|↑12||Yasmine Farouk & Nathan J. Brown, “Saudi Arabia’s Religious Reforms Are Touching Nothing but Changing Everything”, Carnegie Endowment for International Peace, 2021. [Online] https://carnegieendowment.org/2021/06/07/saudi-arabia-s-religious-reforms-are-touching-nothing-but-changing-everything-pub-84650 (accessed October 15, 2022).|
|↑13||Human Rights Watch, Qatar: Security Forces Arrest, Abuse LGBT People, October 24, 2022. [Online] https://www.hrw.org/news/2022/10/24/qatar-security-forces-arrest-abuse-lgbt-people (accessed October 25, 2022).|
|↑14||Mega project being built in Tabuk Province in Saudi Arabia by the red sea, incorporating futuristic smart city, culture sport leisure and entertainment, among others.

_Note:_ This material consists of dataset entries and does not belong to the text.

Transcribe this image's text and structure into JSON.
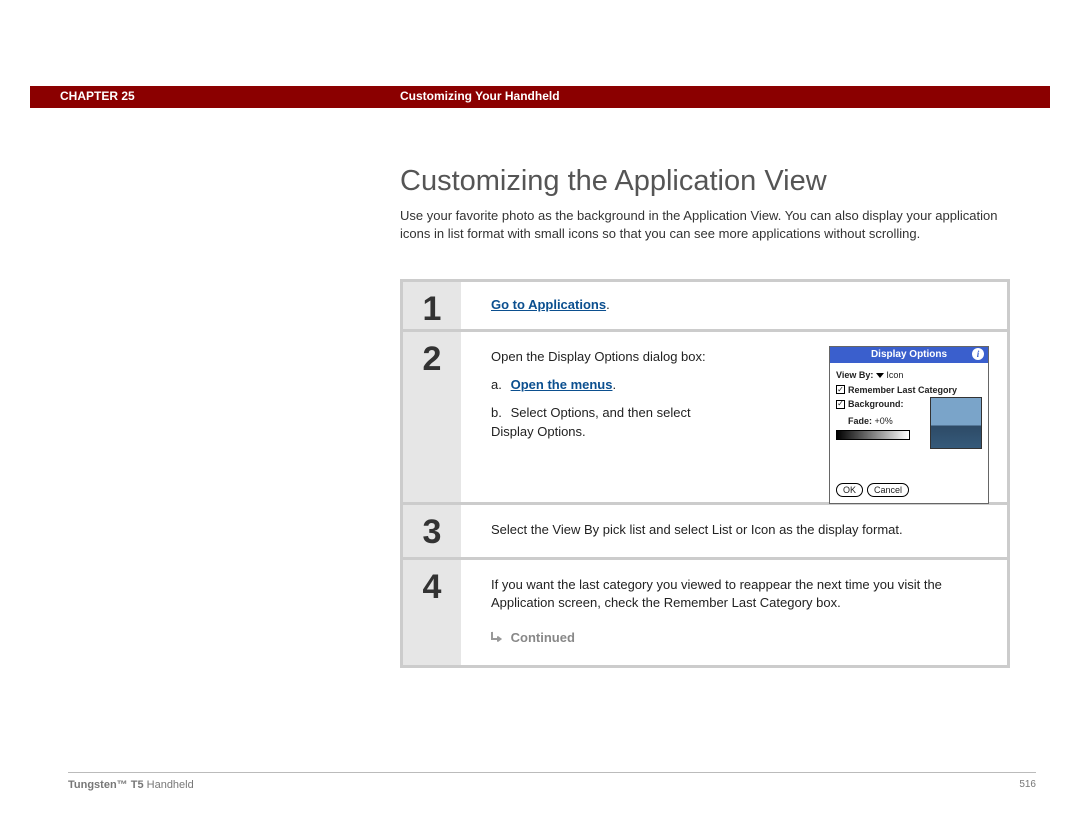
{
  "header": {
    "chapter_label": "CHAPTER 25",
    "section_title": "Customizing Your Handheld"
  },
  "title": "Customizing the Application View",
  "intro": "Use your favorite photo as the background in the Application View. You can also display your application icons in list format with small icons so that you can see more applications without scrolling.",
  "steps": {
    "s1": {
      "num": "1",
      "link_text": "Go to Applications",
      "after": "."
    },
    "s2": {
      "num": "2",
      "lead": "Open the Display Options dialog box:",
      "a_label": "a.",
      "a_link": "Open the menus",
      "a_after": ".",
      "b_label": "b.",
      "b_text": "Select Options, and then select Display Options."
    },
    "s3": {
      "num": "3",
      "text": "Select the View By pick list and select List or Icon as the display format."
    },
    "s4": {
      "num": "4",
      "text": "If you want the last category you viewed to reappear the next time you visit the Application screen, check the Remember Last Category box.",
      "continued": "Continued"
    }
  },
  "dialog": {
    "title": "Display Options",
    "viewby_label": "View By:",
    "viewby_value": "Icon",
    "remember_label": "Remember Last Category",
    "background_label": "Background:",
    "fade_label": "Fade:",
    "fade_value": "+0%",
    "ok": "OK",
    "cancel": "Cancel"
  },
  "footer": {
    "product_bold": "Tungsten™ T5",
    "product_rest": " Handheld",
    "page": "516"
  }
}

More information in the following link : https://www.neom.com/en-us/about (accessed November 22, 2022).|
|↑15||[Online] https://www.varsity.co.uk/sport/21876 (accessed November 22, 2022|
|↑16||See photos essay of Jonathan Rashad, “The Port Said Massacre: A Photo Essay”, The Atlantic Council, 2014. [Online] https://www.atlanticcouncil.org/blogs/menasource/the-port-said-massacre-a-photo-essay/ (accessed January 15, 2015). Also the recent book and anthropological account of Egyptian football of Carl Rommel, Egypt’s Football Revolution: Emotion, Masculinity, and Uneasy Politics, Austin, Texas, University of Texas Press, 2021.|
|↑17||France 24, “PSG's Idrissa Gueye asked to explain absence after homophobia accusations”, May 18, 2022. [Online] https://www.france24.com/en/sport/20220518-psg-s-idrissa-gueye-asked-to-explain-absence-after-homophobia-accusations (accessed May 19, 2022).|
|↑18||SeeDavid Storey, “ How African diaspora footballers juggle the identity question”, The Conversation, 2020. [Online] https://theconversation.com/how-african-diaspora-footballers-juggle-the-identity-question-138646 (accessed June 5, 2020). See also Mahfoud Amara, “Sport, Islam, and Muslims in Europe: in between or on the Margin?”, Religions, 4(4), 2013, pp. 644-656.|
Mahfoud Amara and Youcef Bouandel, "The 2022 FIFA World Cup, between Soccer and Faith – English version". Bulletin de l'Observatoire international du religieux N°40 [en ligne], novembre 2022. https://obsreligion.cnrs.fr/bulletin/the-2022-fifa-world-cup-between-soccer-and-faith-english-version/
Mahfoud Amara and Youcef Bouandel, Qatar University